_TASK PROMPT_
Show each line of the records below where the word "placeholder" occurs.

===== MATERIAL PROVIDED =====

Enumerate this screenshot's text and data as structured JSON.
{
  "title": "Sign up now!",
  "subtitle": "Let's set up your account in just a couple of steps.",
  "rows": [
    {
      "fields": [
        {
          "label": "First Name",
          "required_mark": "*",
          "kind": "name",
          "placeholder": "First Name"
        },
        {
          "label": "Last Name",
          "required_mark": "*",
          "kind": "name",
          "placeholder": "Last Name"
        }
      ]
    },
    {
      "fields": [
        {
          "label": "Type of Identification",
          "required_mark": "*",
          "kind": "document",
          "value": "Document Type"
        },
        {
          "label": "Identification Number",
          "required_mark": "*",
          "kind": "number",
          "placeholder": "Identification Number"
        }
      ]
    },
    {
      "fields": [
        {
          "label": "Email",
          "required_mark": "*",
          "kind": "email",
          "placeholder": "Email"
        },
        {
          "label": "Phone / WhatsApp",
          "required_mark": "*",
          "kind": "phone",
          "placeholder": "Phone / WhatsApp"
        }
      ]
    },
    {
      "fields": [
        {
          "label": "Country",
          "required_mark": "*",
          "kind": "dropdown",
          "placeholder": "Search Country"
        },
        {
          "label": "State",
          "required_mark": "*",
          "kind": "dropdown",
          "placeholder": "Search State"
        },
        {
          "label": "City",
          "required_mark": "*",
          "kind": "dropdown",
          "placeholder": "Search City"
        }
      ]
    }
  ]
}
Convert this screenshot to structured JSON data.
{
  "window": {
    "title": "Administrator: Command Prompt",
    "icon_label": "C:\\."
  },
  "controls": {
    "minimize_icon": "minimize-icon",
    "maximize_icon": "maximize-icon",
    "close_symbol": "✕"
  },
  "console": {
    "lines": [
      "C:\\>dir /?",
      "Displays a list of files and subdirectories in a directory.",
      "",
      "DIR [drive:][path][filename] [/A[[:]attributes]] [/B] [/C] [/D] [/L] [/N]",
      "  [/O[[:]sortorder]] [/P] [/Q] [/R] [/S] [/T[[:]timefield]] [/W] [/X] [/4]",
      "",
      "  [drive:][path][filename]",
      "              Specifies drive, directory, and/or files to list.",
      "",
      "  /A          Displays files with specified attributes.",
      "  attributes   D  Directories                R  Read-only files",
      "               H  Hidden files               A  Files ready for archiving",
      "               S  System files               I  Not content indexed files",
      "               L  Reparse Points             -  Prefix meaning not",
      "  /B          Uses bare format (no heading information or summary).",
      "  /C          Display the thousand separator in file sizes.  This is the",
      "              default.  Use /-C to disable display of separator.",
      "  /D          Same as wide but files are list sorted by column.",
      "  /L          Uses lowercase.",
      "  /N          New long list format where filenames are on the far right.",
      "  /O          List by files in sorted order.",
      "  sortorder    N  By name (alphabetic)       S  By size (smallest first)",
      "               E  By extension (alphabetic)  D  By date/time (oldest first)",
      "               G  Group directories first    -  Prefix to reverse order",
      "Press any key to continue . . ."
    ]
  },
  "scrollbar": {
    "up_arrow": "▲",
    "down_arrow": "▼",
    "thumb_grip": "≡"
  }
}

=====

_RESPONSE_
          "placeholder": "First Name"
          "placeholder": "Last Name"
          "placeholder": "Identification Number"
          "placeholder": "Email"
          "placeholder": "Phone / WhatsApp"
          "placeholder": "Search Country"
          "placeholder": "Search State"
          "placeholder": "Search City"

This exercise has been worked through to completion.